Today from our friends at REORIENT we bring you Zöe Hu’s article on artist Soukaina Joual. Hu says of Joual’s exploration of meat as a subject, “Meat’s link to violence is an easily made one, and it only takes the viewer another thoughtless step forward to affix the MENA region onto that relationship; but Joual avoids the obvious constellation of meat–violence–Arab world, instead tinkering with a type of humor that seems almost prankish in how it addresses viewers.” This article was originally published on February 13, 2017.
Soukaina Joual is not afraid of blood, and doesn’t understand why anyone else would be, either. I know this because I spent a weekend with her in Fes in Morocco for an arts conference, during which we joined an organized group tour at a local horse clinic. Joual is from Fes, where horses and mules play an essential role in the economic circuit of the city’s old Medina, one of the largest pedestrian-only areas in the world. Halfway through the clinic tour, I wandered into a stable to find the guide explaining an ongoing procedure in which veterinarians were amputating a horse’s tongue. Crouching in front of the horse, staring into the silver sea urchin of needles and instruments clustered in its mouth, was Joual.

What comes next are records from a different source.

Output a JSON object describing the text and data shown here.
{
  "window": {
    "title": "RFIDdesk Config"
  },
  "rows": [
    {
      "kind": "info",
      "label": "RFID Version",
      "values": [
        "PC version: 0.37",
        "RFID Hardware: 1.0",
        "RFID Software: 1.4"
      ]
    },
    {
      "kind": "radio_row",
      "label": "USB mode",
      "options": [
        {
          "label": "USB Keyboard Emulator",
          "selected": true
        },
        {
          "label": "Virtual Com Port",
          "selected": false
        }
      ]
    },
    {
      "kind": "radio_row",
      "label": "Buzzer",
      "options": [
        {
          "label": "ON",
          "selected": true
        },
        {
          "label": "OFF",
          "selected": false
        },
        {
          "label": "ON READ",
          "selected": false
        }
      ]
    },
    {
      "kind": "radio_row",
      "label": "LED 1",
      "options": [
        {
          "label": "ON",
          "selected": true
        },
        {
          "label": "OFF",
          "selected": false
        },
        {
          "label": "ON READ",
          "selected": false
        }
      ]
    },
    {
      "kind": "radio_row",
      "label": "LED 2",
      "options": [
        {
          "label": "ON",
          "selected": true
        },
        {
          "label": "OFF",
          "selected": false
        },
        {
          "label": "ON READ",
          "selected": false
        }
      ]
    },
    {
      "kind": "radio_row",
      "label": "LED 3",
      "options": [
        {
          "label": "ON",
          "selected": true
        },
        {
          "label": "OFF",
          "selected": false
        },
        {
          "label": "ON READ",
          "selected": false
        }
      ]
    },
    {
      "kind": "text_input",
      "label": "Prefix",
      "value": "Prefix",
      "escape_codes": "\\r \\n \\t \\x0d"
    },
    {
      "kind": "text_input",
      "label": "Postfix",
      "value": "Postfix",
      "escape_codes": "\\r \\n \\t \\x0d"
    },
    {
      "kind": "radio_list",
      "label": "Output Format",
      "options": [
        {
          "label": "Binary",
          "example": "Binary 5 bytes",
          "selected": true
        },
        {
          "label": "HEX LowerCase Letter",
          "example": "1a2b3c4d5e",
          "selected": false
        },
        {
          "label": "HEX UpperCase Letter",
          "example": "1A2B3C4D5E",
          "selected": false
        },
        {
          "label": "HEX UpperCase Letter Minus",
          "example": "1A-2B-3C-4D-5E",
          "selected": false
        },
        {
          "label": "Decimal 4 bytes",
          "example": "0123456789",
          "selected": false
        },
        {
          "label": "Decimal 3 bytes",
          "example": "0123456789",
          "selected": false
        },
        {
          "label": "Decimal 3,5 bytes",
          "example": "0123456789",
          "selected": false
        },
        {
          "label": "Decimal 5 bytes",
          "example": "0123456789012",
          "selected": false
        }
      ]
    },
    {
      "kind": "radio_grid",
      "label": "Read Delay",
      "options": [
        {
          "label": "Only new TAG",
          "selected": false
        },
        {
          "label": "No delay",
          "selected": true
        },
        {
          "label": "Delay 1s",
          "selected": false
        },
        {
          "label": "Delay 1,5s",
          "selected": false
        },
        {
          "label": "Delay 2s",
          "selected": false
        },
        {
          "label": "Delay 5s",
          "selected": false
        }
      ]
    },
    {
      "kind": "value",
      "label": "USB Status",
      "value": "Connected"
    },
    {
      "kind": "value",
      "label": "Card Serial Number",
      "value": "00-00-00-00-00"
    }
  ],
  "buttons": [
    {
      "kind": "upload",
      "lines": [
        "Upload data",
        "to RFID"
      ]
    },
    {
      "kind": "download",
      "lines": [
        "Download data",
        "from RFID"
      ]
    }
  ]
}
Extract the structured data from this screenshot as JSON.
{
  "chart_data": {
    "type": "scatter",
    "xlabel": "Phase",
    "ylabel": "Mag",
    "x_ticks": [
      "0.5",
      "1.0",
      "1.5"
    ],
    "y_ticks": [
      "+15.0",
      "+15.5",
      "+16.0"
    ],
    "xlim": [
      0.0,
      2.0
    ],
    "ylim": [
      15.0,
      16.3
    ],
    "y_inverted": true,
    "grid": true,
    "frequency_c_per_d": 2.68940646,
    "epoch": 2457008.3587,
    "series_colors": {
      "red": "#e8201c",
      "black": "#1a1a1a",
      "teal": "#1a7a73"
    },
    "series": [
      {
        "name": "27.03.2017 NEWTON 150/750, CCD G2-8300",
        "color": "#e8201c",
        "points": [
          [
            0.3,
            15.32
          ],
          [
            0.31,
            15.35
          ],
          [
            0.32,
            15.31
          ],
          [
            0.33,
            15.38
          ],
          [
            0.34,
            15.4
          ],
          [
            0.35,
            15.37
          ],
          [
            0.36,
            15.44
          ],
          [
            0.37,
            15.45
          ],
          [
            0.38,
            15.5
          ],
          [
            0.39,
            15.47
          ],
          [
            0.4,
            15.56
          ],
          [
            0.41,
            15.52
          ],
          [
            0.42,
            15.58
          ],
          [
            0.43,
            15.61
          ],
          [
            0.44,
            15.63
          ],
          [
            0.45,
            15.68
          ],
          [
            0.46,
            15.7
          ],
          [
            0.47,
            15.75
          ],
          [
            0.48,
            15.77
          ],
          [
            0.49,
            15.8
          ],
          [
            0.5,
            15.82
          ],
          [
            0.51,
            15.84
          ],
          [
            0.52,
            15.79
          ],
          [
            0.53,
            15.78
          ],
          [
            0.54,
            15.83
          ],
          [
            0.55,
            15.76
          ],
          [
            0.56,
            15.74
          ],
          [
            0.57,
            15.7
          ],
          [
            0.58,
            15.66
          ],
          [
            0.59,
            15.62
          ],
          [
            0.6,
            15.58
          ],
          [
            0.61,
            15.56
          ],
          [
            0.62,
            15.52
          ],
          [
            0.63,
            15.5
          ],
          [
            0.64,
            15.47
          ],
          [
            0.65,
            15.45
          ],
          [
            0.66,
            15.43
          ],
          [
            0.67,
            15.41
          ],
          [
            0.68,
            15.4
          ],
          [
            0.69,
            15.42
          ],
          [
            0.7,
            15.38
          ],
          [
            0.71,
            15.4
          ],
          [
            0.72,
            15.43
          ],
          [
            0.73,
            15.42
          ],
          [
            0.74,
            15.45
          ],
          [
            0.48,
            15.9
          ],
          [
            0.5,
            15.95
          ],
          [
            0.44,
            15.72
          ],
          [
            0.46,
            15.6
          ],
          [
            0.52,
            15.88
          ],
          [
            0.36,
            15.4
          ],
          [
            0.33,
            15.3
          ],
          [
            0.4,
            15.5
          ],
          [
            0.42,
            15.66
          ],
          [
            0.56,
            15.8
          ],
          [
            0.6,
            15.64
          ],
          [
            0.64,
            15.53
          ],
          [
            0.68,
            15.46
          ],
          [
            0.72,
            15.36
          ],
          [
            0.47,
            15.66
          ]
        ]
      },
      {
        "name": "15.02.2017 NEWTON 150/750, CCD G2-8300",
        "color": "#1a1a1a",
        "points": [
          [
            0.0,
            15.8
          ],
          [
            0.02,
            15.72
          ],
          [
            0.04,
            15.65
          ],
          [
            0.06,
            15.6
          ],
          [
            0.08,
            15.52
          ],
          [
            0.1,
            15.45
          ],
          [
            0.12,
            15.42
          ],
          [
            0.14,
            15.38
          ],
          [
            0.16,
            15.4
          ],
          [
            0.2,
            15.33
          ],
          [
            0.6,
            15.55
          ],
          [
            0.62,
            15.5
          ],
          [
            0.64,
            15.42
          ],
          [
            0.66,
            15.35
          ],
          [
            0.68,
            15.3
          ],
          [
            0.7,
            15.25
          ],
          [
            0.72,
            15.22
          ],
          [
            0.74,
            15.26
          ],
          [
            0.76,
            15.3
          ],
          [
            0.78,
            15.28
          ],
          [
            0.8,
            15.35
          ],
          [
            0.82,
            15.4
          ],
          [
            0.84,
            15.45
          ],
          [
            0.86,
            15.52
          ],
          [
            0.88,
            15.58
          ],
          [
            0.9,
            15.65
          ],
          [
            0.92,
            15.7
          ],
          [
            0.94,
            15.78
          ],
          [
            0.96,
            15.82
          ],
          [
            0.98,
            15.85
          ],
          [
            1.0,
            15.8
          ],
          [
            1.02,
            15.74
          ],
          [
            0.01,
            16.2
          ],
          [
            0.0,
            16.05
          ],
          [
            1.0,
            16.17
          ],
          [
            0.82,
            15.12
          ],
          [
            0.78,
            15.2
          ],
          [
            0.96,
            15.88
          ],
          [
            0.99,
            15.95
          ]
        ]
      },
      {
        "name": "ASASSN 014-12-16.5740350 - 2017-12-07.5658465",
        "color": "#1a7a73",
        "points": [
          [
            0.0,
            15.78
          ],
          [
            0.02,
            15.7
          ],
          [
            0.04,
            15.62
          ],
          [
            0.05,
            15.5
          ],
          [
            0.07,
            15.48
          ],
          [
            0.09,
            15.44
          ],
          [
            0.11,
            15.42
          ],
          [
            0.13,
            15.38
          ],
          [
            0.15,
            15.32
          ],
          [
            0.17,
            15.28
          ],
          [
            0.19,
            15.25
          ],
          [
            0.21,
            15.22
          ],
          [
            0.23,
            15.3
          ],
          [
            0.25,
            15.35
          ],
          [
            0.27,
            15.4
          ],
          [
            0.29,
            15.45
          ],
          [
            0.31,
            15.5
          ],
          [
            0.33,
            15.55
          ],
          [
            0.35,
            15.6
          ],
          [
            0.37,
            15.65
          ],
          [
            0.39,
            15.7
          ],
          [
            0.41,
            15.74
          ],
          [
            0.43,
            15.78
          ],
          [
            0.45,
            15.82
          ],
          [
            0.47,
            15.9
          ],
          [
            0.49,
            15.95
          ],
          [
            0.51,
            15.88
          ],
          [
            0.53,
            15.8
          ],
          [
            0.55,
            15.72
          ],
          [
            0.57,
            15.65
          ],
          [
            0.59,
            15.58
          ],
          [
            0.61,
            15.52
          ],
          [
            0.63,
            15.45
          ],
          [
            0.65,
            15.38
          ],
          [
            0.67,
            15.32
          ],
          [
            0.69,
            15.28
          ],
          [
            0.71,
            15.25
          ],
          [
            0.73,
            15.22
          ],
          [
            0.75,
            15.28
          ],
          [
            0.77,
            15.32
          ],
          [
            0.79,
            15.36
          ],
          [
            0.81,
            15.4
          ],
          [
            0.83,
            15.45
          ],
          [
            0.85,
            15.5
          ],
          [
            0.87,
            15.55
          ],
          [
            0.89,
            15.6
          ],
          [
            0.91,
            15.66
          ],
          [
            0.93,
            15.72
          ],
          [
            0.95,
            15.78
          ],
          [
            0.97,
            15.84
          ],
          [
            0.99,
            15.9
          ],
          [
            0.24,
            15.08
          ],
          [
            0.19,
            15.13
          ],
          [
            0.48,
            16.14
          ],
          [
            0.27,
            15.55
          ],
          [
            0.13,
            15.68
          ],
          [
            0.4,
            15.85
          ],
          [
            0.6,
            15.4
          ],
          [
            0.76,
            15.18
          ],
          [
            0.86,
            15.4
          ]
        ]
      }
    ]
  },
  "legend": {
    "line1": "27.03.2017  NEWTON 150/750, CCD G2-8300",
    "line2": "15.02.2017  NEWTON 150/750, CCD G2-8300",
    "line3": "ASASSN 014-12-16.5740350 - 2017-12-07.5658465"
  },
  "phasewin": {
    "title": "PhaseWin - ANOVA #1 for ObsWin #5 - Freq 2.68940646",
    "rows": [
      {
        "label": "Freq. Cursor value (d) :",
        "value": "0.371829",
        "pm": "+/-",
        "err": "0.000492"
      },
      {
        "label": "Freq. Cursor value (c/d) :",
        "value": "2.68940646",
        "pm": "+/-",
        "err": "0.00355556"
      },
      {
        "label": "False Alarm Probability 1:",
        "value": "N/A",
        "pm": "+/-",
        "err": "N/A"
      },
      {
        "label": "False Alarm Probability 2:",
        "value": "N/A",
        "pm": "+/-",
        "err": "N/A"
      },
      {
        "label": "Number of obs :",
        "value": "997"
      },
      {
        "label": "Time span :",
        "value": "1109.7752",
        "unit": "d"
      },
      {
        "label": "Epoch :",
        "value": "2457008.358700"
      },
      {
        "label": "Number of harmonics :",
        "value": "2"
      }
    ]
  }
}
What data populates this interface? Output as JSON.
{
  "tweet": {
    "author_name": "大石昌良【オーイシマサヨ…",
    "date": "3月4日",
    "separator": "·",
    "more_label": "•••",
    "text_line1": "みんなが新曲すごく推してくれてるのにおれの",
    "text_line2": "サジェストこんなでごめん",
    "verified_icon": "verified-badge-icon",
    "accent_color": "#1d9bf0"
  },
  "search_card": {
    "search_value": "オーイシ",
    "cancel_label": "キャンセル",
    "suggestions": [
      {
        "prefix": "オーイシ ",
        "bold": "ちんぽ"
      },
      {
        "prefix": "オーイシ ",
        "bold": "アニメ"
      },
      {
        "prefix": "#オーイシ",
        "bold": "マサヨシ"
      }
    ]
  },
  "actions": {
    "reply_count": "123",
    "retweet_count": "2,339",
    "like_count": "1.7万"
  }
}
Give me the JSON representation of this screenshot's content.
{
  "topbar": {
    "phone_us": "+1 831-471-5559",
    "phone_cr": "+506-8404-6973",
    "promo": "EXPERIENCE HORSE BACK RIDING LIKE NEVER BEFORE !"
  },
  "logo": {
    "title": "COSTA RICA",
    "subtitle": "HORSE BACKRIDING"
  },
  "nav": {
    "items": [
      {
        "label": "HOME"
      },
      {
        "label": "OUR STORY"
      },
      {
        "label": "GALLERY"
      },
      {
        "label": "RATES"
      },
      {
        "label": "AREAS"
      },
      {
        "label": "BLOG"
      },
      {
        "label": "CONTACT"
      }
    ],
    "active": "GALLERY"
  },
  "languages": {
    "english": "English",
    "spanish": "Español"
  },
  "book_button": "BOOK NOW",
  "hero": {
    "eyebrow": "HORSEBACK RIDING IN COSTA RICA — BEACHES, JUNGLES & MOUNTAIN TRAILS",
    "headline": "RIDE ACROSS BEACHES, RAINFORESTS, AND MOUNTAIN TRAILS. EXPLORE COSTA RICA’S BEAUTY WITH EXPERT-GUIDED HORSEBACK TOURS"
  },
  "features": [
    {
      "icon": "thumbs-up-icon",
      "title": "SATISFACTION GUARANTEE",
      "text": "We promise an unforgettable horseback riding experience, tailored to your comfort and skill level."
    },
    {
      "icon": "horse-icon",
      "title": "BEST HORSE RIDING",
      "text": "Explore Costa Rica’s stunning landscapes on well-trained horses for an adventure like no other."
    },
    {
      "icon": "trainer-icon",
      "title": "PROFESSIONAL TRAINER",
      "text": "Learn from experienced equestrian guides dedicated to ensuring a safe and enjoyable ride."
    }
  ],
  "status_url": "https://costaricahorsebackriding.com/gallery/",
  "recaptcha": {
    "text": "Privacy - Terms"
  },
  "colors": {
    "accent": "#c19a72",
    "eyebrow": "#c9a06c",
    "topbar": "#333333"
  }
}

Flesh and blood lend much inspiration to Joual, a 26-year-old artist whose first step in 2017 will be a residency at Rabat’s historic l’Appartement 22, which has seen the likes of Mona Hatoum and Adel Abdessemed cross its threshold. Her art spans multiple mediums and often invokes the raw, the red, and the repulsive. Because of its vivid imagery, it sometimes darts into the territory of gore; but what makes Joual’s pieces so provocative in particular is the playfulness involved. There is an underlying gesture in her oeuvre that swivels like a weathervane between the fake and the real. A piece like Saucisse may have all the similarities and texture of a sausage, but it is deceptive, a bloody ruse crafted from acrylic and clay. “It’s interesting—when people see meat, they have such a strong reaction,” Joual tells me. “It’s just something that exists beneath your own skin. I don’t think I’m using meat or this image of meat to shock; it’s a way of expression.”